One of the world’s most pro-life countries is currently immersed in a tense battle where abortion advocates need to confront the facts: abortion does not solve a country’s problems.
In 1989, going against the momentum of the abortion rights movement, Chile passed a law making the procedure illegal in all cases. It remains one of only five countries (including Malta, El Salvador, Nicaragua, and the Dominican Republic) in the world where life is protected from conception.
While most of the world moved to legalize abortion – offering it as a solution for women’s health, the elimination of poverty, and positioning it as an important advancement for women’s equality – Chile went against the grain.
Today, according to the United Nations Development Index, Chile is the most developed country in all of Latin America. In recent years it has become known as the most stable and dependable country in terms of politics and the economy in the region.
While there exists very serious income inequality and genuine concerns about an educational system that has been criticized for having made a profit off of students, Chile – surrounded in Latin America by countries in real political and economic crisis (Venezuela, Argentina and Bolivia to name a few) – continues to yield considerable political and economic clout.
After a five-year absence required by Chile’s constitution, Chileans reelected Socialist Michele Bachelet, who spent those five years out of office at the United Nations’ newly created “Entity for Gender Equality and the Empowerment of Women,” where she worked to advance the abortion platform around the world.
In her first 100 days in office this term, President Bachelet promoted a “mature dialogue” about the legalization of abortion.

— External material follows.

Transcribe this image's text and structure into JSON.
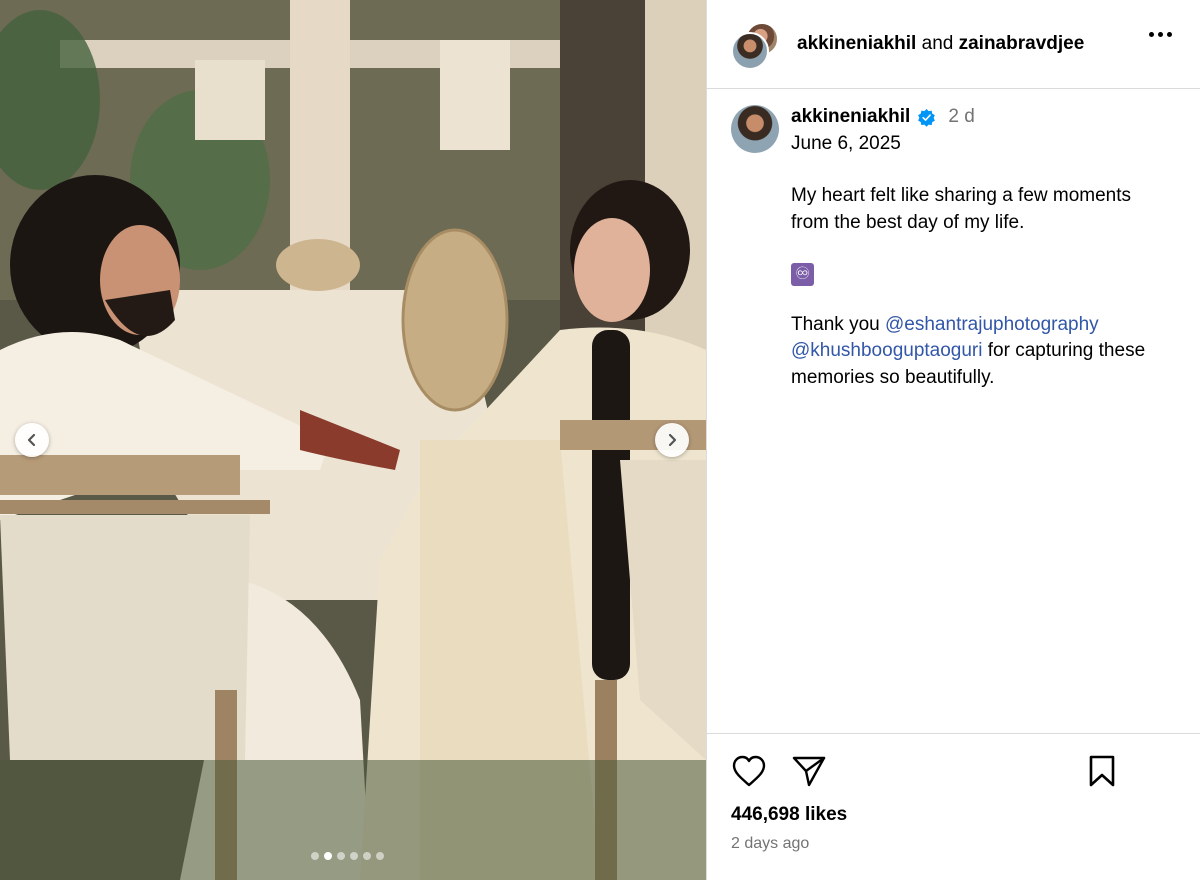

Chile’s abortion advocates then moved in with a campaign of misinformation shrouded in typical arguments for its legalization: it will reduce maternal deaths, poverty and give women more control over their bodies.
Left-leaning politicians and newspapers began to publish abortion numbers from the notoriously abortion-supporting Alan Guttmacher Institute which, in an effort to approve abortion in Mexico, overestimated the number of abortions in Mexico City by around ten-fold.

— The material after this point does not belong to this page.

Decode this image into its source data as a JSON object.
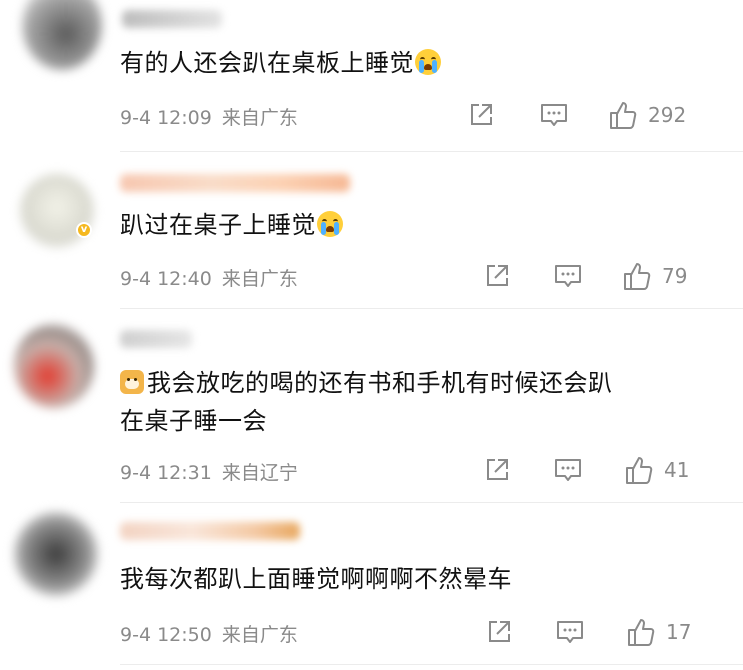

What is different about this fight for life is that abortion was once legal in Chile, there are statistics pre and post abortion and the facts are overwhelmingly in favor of abortion’s failure to solve women’s health issues.

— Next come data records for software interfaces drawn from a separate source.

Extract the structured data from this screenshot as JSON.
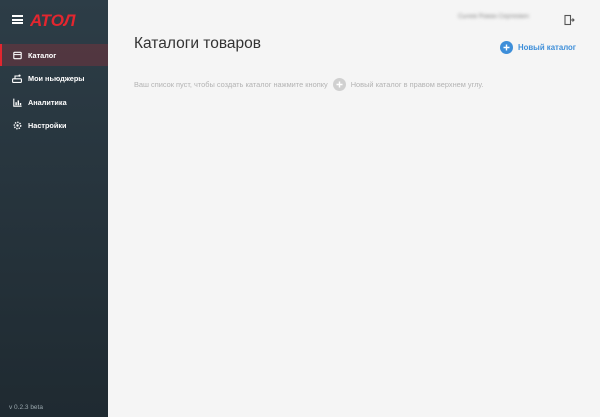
{
  "sidebar": {
    "logo_text": "АТОЛ",
    "items": [
      {
        "label": "Каталог",
        "icon": "catalog-icon",
        "active": true
      },
      {
        "label": "Мои ньюджеры",
        "icon": "scales-icon",
        "active": false
      },
      {
        "label": "Аналитика",
        "icon": "chart-icon",
        "active": false
      },
      {
        "label": "Настройки",
        "icon": "gear-icon",
        "active": false
      }
    ],
    "version": "v 0.2.3 beta"
  },
  "header": {
    "user_name": "Сычев Роман Сергеевич"
  },
  "main": {
    "title": "Каталоги товаров",
    "new_button_label": "Новый каталог",
    "empty_before": "Ваш список пуст, чтобы создать каталог нажмите кнопку",
    "empty_after": "Новый каталог в правом верхнем углу."
  },
  "colors": {
    "accent": "#3d8ed9",
    "brand": "#e3262f",
    "sidebar": "#2d3d47"
  }
}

Chile’s own Dr. Elard Koch, director of the MELISA Institute for Maternal Health, has completed very important studies showing a country that is much better off without abortion.
In a presentation given to the United Nations in 2013, Dr. Koch presented statistics showing that one of the main consequences of legalizing abortion is more abortions, not fewer maternal deaths. The legalization of abortion, Koch argued, also changes behaviors. After the legalization of abortion in Spain, the proportion of repeat abortions by women reached 35 percent of all abortions in 2010.
During the presentation to the United Nations, Koch presented data which also disputed the popular belief that abortion gives women greater control over their bodies. In his report, he showed that coercion and pressure from partners or parents to have an abortion – 44 percent of all cases – was the greatest reason why women opted to have an abortion.
In terms of women’s health, Koch has shown in other studies that maternal mortality in Chile has dropped by almost 95 percent in the last 50 years, the second best rate in all of the Americas and even better than the United States.
As this data has come to light, abortion advocates have abandoned President Bachelet’s call for a “mature dialogue” on the issue and have used aggressive tactics to mock and silence the Chilean Catholic Church and pro-life leaders.
The global pro-life movement cannot overlook this country at the corner of the world. Here we have real life evidence that a country without abortion is not only better for unborn children, but also for women.